Advisory Committee Chair
Advisory Committee Members
Date of Award
Degree Name by School
Doctor of Philosophy (PhD) College of Arts and Sciences
This study examined participation, engagement, and achievement of health-related targets under two sequentially administered wellness programs for approximately 2,000 full-time city personnel of a Southern municipal government. Program A utilized paper fliers and community posters as the primary communication strategy and incented employees for achieving 3 health outcomes only by a lump-sum, one-time monetary reward distributed at the end of the year. Program B subsequently utilized a web-based site where employees logged into individualized accounts and received points that accrued for both completing behaviors and achieving health outcomes. Both electronic and paper communication strategies were utilized to as primary mediums to inform employees and points were awarded as behaviors or outcomes were achieved. Results of McNemar chi-square analyses indicated a significant increase in employee engagement and achievement of a healthy blood pressure during Program B when compared to Program A, where this finding was consistent for both healthy and chronic diseased personnel. Logistic Regression models indicated those employees with a chronic disease showed an increased likelihood of completion of a health risk assessment under both programs, but people with specific diseases like Hypertension and Asthma/Respiratory-related illnesses showed a higher likelihood of completing the assessment under Program B. In terms of demographic predictors of program participation, older age and lower income were associated with reduced participation in both programs. When race was examined without salary as a covariate, there was an increased likelihood of Caucasian employees to participate during Program A when compared to minority employees. This result was not found for Program B, where both minority and non-minority personnel had a comparable likelihood of participation. Findings of this study supply additional support that communication methods and mediums in addition to incentive value may play a role in motivating employees to utilize wellness resources provided by their employer. The type of incentive as well as the schedule through which they are rewarded to employees also may have impacts on initial involvement and continued engagement in such programs. Future research should attempt to analyze these components separately and determine their individual effects on employee decision-making as it relates to health behavior choices in the workplace.
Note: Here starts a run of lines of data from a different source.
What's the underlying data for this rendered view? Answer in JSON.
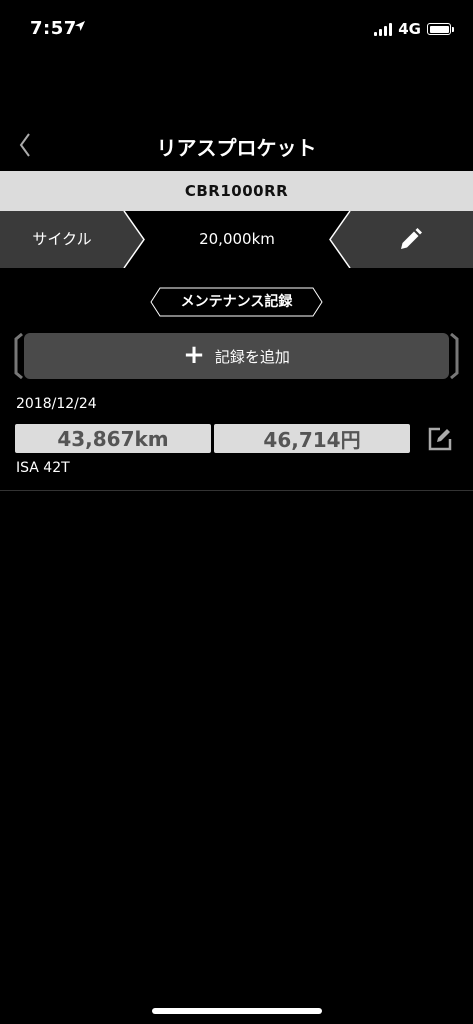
{
  "status": {
    "time": "7:57",
    "network": "4G"
  },
  "nav": {
    "title": "リアスプロケット"
  },
  "model": {
    "name": "CBR1000RR"
  },
  "cycle": {
    "label": "サイクル",
    "value": "20,000km"
  },
  "section": {
    "tag": "メンテナンス記録"
  },
  "add_button": {
    "label": "記録を追加"
  },
  "records": [
    {
      "date": "2018/12/24",
      "mileage": "43,867km",
      "cost": "46,714円",
      "note": "ISA 42T"
    }
  ],
  "colors": {
    "background": "#000000",
    "panel": "#3a3a3a",
    "light": "#dcdcdc",
    "button": "#4a4a4a"
  }
}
Sutton, Lindsay M., "The Effect of Incentive Strategy on Health Behaviors and Outcomes in the Workplace" (2013). All ETDs from UAB. 3078.